• Work task
Restate, word for word, each record that follows.

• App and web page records
==*==

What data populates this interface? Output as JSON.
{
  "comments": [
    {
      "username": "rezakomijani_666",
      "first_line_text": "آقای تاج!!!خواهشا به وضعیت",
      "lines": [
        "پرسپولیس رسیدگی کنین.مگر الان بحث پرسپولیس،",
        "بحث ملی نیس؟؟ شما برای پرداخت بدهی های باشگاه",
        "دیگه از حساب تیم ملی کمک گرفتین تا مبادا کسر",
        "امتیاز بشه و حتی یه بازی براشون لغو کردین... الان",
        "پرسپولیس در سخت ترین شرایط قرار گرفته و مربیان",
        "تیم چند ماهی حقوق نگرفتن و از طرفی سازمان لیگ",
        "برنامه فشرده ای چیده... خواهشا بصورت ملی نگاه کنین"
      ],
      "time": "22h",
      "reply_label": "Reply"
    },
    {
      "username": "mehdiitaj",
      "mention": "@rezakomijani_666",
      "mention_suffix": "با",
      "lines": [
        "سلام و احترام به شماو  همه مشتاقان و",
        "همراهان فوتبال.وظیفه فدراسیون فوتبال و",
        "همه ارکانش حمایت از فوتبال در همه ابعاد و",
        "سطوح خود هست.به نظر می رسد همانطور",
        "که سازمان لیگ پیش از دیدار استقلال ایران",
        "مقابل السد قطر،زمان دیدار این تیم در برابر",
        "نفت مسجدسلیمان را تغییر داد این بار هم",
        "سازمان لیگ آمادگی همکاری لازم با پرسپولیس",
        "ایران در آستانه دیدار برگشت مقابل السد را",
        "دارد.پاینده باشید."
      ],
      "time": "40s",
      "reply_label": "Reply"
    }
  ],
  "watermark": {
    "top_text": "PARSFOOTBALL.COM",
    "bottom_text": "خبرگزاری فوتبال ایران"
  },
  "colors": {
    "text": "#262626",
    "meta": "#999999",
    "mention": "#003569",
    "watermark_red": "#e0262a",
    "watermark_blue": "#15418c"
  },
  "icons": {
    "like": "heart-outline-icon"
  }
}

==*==

• Answer to the exercise
What data populates this interface? Output as JSON.
{
  "comments": [
    {
      "username": "rezakomijani_666",
      "first_line_text": "آقای تاج!!!خواهشا به وضعیت",
      "lines": [
        "پرسپولیس رسیدگی کنین.مگر الان بحث پرسپولیس،",
        "بحث ملی نیس؟؟ شما برای پرداخت بدهی های باشگاه",
        "دیگه از حساب تیم ملی کمک گرفتین تا مبادا کسر",
        "امتیاز بشه و حتی یه بازی براشون لغو کردین... الان",
        "پرسپولیس در سخت ترین شرایط قرار گرفته و مربیان",
        "تیم چند ماهی حقوق نگرفتن و از طرفی سازمان لیگ",
        "برنامه فشرده ای چیده... خواهشا بصورت ملی نگاه کنین"
      ],
      "time": "22h",
      "reply_label": "Reply"
    },
    {
      "username": "mehdiitaj",
      "mention": "@rezakomijani_666",
      "mention_suffix": "با",
      "lines": [
        "سلام و احترام به شماو  همه مشتاقان و",
        "همراهان فوتبال.وظیفه فدراسیون فوتبال و",
        "همه ارکانش حمایت از فوتبال در همه ابعاد و",
        "سطوح خود هست.به نظر می رسد همانطور",
        "که سازمان لیگ پیش از دیدار استقلال ایران",
        "مقابل السد قطر،زمان دیدار این تیم در برابر",
        "نفت مسجدسلیمان را تغییر داد این بار هم",
        "سازمان لیگ آمادگی همکاری لازم با پرسپولیس",
        "ایران در آستانه دیدار برگشت مقابل السد را",
        "دارد.پاینده باشید."
      ],
      "time": "40s",
      "reply_label": "Reply"
    }
  ],
  "watermark": {
    "top_text": "PARSFOOTBALL.COM",
    "bottom_text": "خبرگزاری فوتبال ایران"
  },
  "colors": {
    "text": "#262626",
    "meta": "#999999",
    "mention": "#003569",
    "watermark_red": "#e0262a",
    "watermark_blue": "#15418c"
  },
  "icons": {
    "like": "heart-outline-icon"
  }
}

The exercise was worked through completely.